This large wagga is made from fabric pieces that were handstitched together and lined with jute wheat bags. The fabric pieces are roughly rectangular and of various sizes. They are made from cut-down pink and green cotton knit garments. The wagga was once described by early collectors as the ‘world’s worst wagga’. Today, it is considered one of the most significant waggas in the National Wool Museum’s extensive collection. Unfortunately, very little is known about the maker of this wagga.

Registration:
NWM - 6593
Date:
c1930
Dimensions:
1700 x 1920
National Wool Museum
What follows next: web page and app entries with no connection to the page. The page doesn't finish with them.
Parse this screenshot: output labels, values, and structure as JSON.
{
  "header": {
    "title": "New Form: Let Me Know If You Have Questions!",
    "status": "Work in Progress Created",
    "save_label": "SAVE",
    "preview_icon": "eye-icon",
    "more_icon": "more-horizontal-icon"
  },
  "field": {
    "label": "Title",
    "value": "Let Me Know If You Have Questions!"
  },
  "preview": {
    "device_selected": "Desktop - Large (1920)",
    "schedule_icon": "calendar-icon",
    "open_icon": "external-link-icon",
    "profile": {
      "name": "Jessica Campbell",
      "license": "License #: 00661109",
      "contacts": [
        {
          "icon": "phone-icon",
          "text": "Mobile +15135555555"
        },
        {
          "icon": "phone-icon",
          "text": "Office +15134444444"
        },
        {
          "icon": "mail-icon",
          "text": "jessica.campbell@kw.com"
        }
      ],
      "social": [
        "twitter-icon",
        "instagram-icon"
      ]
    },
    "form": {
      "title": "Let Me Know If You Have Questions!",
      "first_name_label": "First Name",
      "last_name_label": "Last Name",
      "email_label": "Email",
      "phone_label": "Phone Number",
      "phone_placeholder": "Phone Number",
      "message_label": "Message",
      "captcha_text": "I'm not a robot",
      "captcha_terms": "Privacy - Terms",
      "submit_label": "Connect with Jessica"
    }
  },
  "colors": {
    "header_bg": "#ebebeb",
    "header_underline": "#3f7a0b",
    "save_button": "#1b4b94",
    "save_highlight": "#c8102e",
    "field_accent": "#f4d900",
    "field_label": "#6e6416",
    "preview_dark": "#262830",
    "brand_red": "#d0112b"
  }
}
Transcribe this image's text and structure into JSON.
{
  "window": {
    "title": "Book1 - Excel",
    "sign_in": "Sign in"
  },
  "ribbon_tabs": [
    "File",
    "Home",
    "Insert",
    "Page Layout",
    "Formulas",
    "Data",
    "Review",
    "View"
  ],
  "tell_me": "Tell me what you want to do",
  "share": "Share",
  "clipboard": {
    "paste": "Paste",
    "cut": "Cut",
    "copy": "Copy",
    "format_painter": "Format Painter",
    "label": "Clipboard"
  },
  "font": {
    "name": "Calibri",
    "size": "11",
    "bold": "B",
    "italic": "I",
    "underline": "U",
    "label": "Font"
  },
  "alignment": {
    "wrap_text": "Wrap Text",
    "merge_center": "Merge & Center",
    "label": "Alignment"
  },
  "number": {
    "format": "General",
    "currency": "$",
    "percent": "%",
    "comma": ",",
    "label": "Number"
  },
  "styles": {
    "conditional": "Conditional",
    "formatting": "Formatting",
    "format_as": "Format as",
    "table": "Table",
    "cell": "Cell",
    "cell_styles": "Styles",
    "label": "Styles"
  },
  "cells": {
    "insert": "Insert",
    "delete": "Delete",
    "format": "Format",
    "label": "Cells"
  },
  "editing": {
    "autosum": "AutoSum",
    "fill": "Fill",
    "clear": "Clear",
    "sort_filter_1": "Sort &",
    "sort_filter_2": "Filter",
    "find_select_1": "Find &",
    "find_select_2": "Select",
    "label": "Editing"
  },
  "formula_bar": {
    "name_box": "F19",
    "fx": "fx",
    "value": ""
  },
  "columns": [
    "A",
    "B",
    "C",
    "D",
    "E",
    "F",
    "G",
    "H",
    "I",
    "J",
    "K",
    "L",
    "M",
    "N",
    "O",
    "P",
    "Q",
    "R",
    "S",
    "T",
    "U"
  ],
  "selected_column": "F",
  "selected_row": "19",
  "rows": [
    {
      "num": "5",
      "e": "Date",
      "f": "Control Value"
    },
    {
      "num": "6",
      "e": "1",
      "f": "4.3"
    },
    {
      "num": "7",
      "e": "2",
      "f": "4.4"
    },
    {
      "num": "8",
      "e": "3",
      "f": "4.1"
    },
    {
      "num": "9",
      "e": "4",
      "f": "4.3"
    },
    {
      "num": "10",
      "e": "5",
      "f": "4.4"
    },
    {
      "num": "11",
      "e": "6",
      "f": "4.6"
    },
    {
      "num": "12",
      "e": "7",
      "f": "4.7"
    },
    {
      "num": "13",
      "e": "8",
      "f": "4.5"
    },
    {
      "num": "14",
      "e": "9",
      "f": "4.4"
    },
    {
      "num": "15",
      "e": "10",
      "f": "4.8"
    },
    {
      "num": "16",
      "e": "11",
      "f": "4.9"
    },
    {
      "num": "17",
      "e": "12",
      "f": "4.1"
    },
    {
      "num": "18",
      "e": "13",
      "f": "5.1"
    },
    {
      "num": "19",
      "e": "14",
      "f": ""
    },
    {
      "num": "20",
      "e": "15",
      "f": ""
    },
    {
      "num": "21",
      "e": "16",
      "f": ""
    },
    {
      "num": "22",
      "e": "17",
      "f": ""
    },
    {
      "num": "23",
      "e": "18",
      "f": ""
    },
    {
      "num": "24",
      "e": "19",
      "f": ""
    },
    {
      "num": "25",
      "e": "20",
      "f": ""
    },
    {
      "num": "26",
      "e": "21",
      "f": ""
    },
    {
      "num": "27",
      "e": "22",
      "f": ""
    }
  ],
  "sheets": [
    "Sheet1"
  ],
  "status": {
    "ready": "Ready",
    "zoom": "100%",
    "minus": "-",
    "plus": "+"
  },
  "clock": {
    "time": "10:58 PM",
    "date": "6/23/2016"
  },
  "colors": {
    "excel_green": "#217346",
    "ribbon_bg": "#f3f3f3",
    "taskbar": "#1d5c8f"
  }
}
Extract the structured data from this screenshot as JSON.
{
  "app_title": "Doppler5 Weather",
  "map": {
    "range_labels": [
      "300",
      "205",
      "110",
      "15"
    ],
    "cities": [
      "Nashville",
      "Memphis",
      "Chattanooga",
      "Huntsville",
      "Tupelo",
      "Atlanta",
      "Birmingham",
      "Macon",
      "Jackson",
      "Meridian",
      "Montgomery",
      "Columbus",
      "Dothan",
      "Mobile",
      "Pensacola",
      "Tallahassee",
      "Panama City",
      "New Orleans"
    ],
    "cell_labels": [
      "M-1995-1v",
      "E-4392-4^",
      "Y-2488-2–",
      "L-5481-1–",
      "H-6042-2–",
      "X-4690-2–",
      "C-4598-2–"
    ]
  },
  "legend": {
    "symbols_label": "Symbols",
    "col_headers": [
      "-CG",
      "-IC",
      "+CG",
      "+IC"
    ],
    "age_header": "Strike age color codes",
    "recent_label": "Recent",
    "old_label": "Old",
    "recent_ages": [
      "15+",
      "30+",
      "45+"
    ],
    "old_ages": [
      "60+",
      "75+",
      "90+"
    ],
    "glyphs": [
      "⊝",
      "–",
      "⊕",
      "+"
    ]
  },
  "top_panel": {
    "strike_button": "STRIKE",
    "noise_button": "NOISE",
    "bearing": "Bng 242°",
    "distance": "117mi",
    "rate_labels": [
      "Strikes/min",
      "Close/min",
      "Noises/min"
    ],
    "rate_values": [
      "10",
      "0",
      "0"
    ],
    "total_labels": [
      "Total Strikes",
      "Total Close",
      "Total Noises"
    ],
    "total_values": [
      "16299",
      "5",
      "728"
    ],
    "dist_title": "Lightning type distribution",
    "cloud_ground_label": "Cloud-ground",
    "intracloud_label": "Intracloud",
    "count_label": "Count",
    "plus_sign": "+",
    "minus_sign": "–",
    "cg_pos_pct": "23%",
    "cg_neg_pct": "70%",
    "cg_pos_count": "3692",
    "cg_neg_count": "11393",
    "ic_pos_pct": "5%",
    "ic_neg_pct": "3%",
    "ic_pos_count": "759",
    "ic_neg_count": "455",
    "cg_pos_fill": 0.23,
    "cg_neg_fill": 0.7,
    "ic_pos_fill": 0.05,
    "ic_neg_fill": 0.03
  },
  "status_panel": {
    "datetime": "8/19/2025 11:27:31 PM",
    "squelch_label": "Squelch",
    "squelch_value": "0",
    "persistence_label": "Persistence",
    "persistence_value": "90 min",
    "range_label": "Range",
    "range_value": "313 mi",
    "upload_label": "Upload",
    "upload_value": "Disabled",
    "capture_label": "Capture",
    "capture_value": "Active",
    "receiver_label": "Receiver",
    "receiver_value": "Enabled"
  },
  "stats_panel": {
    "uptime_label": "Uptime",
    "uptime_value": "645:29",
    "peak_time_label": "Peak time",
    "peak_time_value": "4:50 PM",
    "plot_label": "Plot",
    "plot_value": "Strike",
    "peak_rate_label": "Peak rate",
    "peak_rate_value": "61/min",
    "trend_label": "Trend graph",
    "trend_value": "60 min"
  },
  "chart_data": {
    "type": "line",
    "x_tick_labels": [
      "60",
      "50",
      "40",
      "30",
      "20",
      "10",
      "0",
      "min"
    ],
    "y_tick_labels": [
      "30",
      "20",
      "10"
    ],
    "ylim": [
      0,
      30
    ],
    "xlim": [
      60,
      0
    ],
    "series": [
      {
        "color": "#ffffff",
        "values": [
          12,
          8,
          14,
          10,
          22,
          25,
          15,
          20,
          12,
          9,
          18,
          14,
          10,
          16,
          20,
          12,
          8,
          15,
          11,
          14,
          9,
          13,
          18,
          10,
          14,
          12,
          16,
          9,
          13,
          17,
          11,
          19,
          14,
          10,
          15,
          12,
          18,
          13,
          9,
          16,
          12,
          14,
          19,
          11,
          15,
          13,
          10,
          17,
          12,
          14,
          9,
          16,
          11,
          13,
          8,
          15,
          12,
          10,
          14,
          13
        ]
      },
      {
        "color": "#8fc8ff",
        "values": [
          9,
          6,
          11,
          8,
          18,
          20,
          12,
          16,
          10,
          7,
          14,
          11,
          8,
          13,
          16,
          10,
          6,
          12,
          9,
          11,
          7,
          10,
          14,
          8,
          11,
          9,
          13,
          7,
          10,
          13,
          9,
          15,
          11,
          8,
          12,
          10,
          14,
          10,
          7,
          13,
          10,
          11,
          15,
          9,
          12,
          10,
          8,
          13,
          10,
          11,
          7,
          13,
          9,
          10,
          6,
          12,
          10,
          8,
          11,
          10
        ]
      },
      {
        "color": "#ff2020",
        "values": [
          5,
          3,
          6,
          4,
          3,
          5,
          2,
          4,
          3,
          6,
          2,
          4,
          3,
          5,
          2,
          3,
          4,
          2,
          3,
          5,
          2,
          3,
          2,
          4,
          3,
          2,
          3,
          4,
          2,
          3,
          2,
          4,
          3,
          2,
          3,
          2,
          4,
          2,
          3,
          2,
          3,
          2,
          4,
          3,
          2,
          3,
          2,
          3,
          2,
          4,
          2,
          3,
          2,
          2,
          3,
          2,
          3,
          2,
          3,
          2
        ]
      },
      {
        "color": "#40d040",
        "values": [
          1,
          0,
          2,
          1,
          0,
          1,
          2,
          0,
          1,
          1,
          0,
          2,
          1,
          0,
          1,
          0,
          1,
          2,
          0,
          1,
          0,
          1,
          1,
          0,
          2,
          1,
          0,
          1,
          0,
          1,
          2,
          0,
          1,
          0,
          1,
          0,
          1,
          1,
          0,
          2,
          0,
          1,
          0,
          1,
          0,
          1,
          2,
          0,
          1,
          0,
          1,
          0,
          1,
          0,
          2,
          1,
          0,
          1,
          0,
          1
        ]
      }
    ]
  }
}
Patchwork suiting wagga

This patchwork quilt is made from suiting and fabric offcuts. It is machine stitched with red diamond and rectangle motifs at strategic positions. Little is known about the maker or owner of the quilt but the red triangles and squares show a flourish of creativity for the humble wagga quilt.

Registration:
NWM - 1687
Date:
1930
Dimensions:
National Wool Museum

Child's Wagga Quilt

This homemade wagga was purchased from the Old Bank Auctions, Geelong on 2 December 2000 for $20.00. The regular size of the patchwork and the varying colours show that the fabric was most likely sourced from a disused men’s suit fabric sample book.

Registration:
NWM - 4053
Date:
c1930
Dimensions:
1070 x1560
National Wool Museum

Mr Stephens' Wagga

This wagga is made from men’s suits and coats, unpicked and sewn together. It was made by the great uncle of George Stephens. Mr Stephens was a mining engineer from 1885 to 1915 in Stawell, Main Lead (near Beaufort), Diamond Creek and Costerfield in Victoria. His last residence was at Bosterfield, where the Wagga was used as a bed quilt until the 1940s. Not just a maker of wagga quilts and an engineer, Mr Stephens was also a hero – in 1910 he saved the life of a blacksmith at Diamond Creek Gold Mine.

Registration:
NWM - 7350
Date:
C1890
Dimensions:
1500 x 1100
National Wool Museum

Child’s Cot Cover Insert

This wagga was made by Jean Hepner’s grandmother from used woollen garments during the Great Depression. The garments were hand stitched on to an old woollen blanket. The quilt was used by at least five of the seven children in the family. It had assorted covers that were replaced when needed. In later years, it was also used by Hepner’s grandchildren.

Registration:
NWM - 101
Date:
1929
Dimensions:
790 x 1050
National Wool Museum

Jute Wheat Bag Wagga

The simplest form of wagga quilt is the jute wheat bag wagga. This wagga was made of several two-bushel bags hand bound together. Two rows of red jute and one of orange run the length of each side. Two holes have been mended with white string. Green, purple and black markings have been stamped into the bag. Although the maker is unknown, the size shows that this quilt was created for a child to sleep inside.

Registration:
NWM - 1672
Date:
c1900
Dimensions:
620 x 1020
National Wool Museum

Wagga Lily Rolled Flour Bag

This ten-kilogram flour bag came from the Murrumbidgee Milling Company Limited, Wagga Wagga, NSW. The name ‘wagga quilt’ takes its name from the flour mills that operated in and around the NSW town. As you will see throughout the exhibition, bags like this one were used as the interior layer of early wagga quilts.

Registration:
NWM - 5991
Date:
c1930
Dimensions:
333 x 446
National Wool Museum

Harry Walter Wilton’s Quilt

This quilt was made by Harry Walter Hewitt Wilton (1872-1950). Harry joined the Essex Regiment and served in the British Military in India and also served in the Second Boer War. He married the seamstress Mary Elizabeth in India in 1895. Harry was injured during battle and made this quilt as part of his rehabilitation. The quilt was made using woollen army singlets. Harry and Mary moved to a farm near Orbost, Victoria, in 1914. The quilt remained in the family until 2019.

Registration:
NWM-7826
Date:
c1899
Dimensions:
2100x1720